Dataset records:
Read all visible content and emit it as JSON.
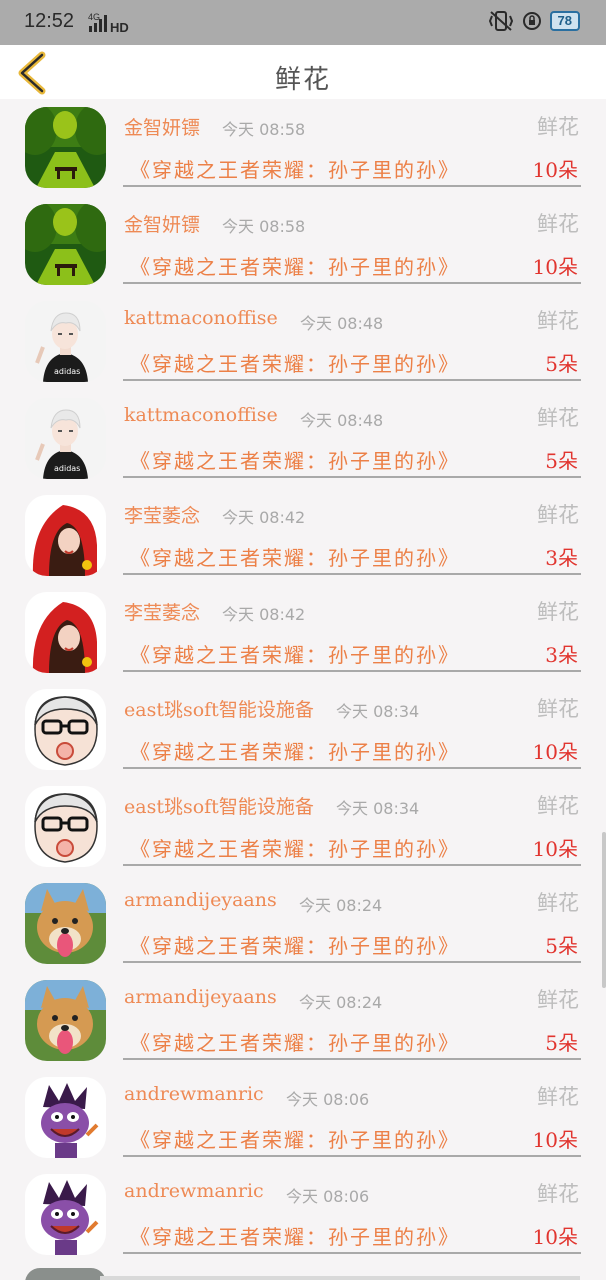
{
  "status_bar": {
    "time": "12:52",
    "network": "4G",
    "hd": "HD",
    "battery": "78"
  },
  "header": {
    "title": "鲜花"
  },
  "colors": {
    "name": "#ee8a55",
    "book": "#ec8047",
    "count": "#e1352f",
    "meta": "#a9a9a9",
    "accent_back": "#e8b83a"
  },
  "list": [
    {
      "name": "金智妍镖",
      "time": "今天 08:58",
      "type": "鲜花",
      "book": "《穿越之王者荣耀：孙子里的孙》",
      "count": "10朵",
      "avatar": "forest-avatar"
    },
    {
      "name": "金智妍镖",
      "time": "今天 08:58",
      "type": "鲜花",
      "book": "《穿越之王者荣耀：孙子里的孙》",
      "count": "10朵",
      "avatar": "forest-avatar"
    },
    {
      "name": "kattmaconoffise",
      "time": "今天 08:48",
      "type": "鲜花",
      "book": "《穿越之王者荣耀：孙子里的孙》",
      "count": "5朵",
      "avatar": "anime-boy-avatar"
    },
    {
      "name": "kattmaconoffise",
      "time": "今天 08:48",
      "type": "鲜花",
      "book": "《穿越之王者荣耀：孙子里的孙》",
      "count": "5朵",
      "avatar": "anime-boy-avatar"
    },
    {
      "name": "李莹萎念",
      "time": "今天 08:42",
      "type": "鲜花",
      "book": "《穿越之王者荣耀：孙子里的孙》",
      "count": "3朵",
      "avatar": "red-hood-avatar"
    },
    {
      "name": "李莹萎念",
      "time": "今天 08:42",
      "type": "鲜花",
      "book": "《穿越之王者荣耀：孙子里的孙》",
      "count": "3朵",
      "avatar": "red-hood-avatar"
    },
    {
      "name": "east珧soft智能设施备",
      "time": "今天 08:34",
      "type": "鲜花",
      "book": "《穿越之王者荣耀：孙子里的孙》",
      "count": "10朵",
      "avatar": "glasses-man-avatar"
    },
    {
      "name": "east珧soft智能设施备",
      "time": "今天 08:34",
      "type": "鲜花",
      "book": "《穿越之王者荣耀：孙子里的孙》",
      "count": "10朵",
      "avatar": "glasses-man-avatar"
    },
    {
      "name": "armandijeyaans",
      "time": "今天 08:24",
      "type": "鲜花",
      "book": "《穿越之王者荣耀：孙子里的孙》",
      "count": "5朵",
      "avatar": "shiba-dog-avatar"
    },
    {
      "name": "armandijeyaans",
      "time": "今天 08:24",
      "type": "鲜花",
      "book": "《穿越之王者荣耀：孙子里的孙》",
      "count": "5朵",
      "avatar": "shiba-dog-avatar"
    },
    {
      "name": "andrewmanric",
      "time": "今天 08:06",
      "type": "鲜花",
      "book": "《穿越之王者荣耀：孙子里的孙》",
      "count": "10朵",
      "avatar": "purple-monster-avatar"
    },
    {
      "name": "andrewmanric",
      "time": "今天 08:06",
      "type": "鲜花",
      "book": "《穿越之王者荣耀：孙子里的孙》",
      "count": "10朵",
      "avatar": "purple-monster-avatar"
    }
  ]
}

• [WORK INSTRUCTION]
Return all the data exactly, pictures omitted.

• [TASK OUTPUT]
Read all visible content and emit it as JSON.
{
  "status_bar": {
    "time": "12:52",
    "network": "4G",
    "hd": "HD",
    "battery": "78"
  },
  "header": {
    "title": "鲜花"
  },
  "colors": {
    "name": "#ee8a55",
    "book": "#ec8047",
    "count": "#e1352f",
    "meta": "#a9a9a9",
    "accent_back": "#e8b83a"
  },
  "list": [
    {
      "name": "金智妍镖",
      "time": "今天 08:58",
      "type": "鲜花",
      "book": "《穿越之王者荣耀：孙子里的孙》",
      "count": "10朵",
      "avatar": "forest-avatar"
    },
    {
      "name": "金智妍镖",
      "time": "今天 08:58",
      "type": "鲜花",
      "book": "《穿越之王者荣耀：孙子里的孙》",
      "count": "10朵",
      "avatar": "forest-avatar"
    },
    {
      "name": "kattmaconoffise",
      "time": "今天 08:48",
      "type": "鲜花",
      "book": "《穿越之王者荣耀：孙子里的孙》",
      "count": "5朵",
      "avatar": "anime-boy-avatar"
    },
    {
      "name": "kattmaconoffise",
      "time": "今天 08:48",
      "type": "鲜花",
      "book": "《穿越之王者荣耀：孙子里的孙》",
      "count": "5朵",
      "avatar": "anime-boy-avatar"
    },
    {
      "name": "李莹萎念",
      "time": "今天 08:42",
      "type": "鲜花",
      "book": "《穿越之王者荣耀：孙子里的孙》",
      "count": "3朵",
      "avatar": "red-hood-avatar"
    },
    {
      "name": "李莹萎念",
      "time": "今天 08:42",
      "type": "鲜花",
      "book": "《穿越之王者荣耀：孙子里的孙》",
      "count": "3朵",
      "avatar": "red-hood-avatar"
    },
    {
      "name": "east珧soft智能设施备",
      "time": "今天 08:34",
      "type": "鲜花",
      "book": "《穿越之王者荣耀：孙子里的孙》",
      "count": "10朵",
      "avatar": "glasses-man-avatar"
    },
    {
      "name": "east珧soft智能设施备",
      "time": "今天 08:34",
      "type": "鲜花",
      "book": "《穿越之王者荣耀：孙子里的孙》",
      "count": "10朵",
      "avatar": "glasses-man-avatar"
    },
    {
      "name": "armandijeyaans",
      "time": "今天 08:24",
      "type": "鲜花",
      "book": "《穿越之王者荣耀：孙子里的孙》",
      "count": "5朵",
      "avatar": "shiba-dog-avatar"
    },
    {
      "name": "armandijeyaans",
      "time": "今天 08:24",
      "type": "鲜花",
      "book": "《穿越之王者荣耀：孙子里的孙》",
      "count": "5朵",
      "avatar": "shiba-dog-avatar"
    },
    {
      "name": "andrewmanric",
      "time": "今天 08:06",
      "type": "鲜花",
      "book": "《穿越之王者荣耀：孙子里的孙》",
      "count": "10朵",
      "avatar": "purple-monster-avatar"
    },
    {
      "name": "andrewmanric",
      "time": "今天 08:06",
      "type": "鲜花",
      "book": "《穿越之王者荣耀：孙子里的孙》",
      "count": "10朵",
      "avatar": "purple-monster-avatar"
    }
  ]
}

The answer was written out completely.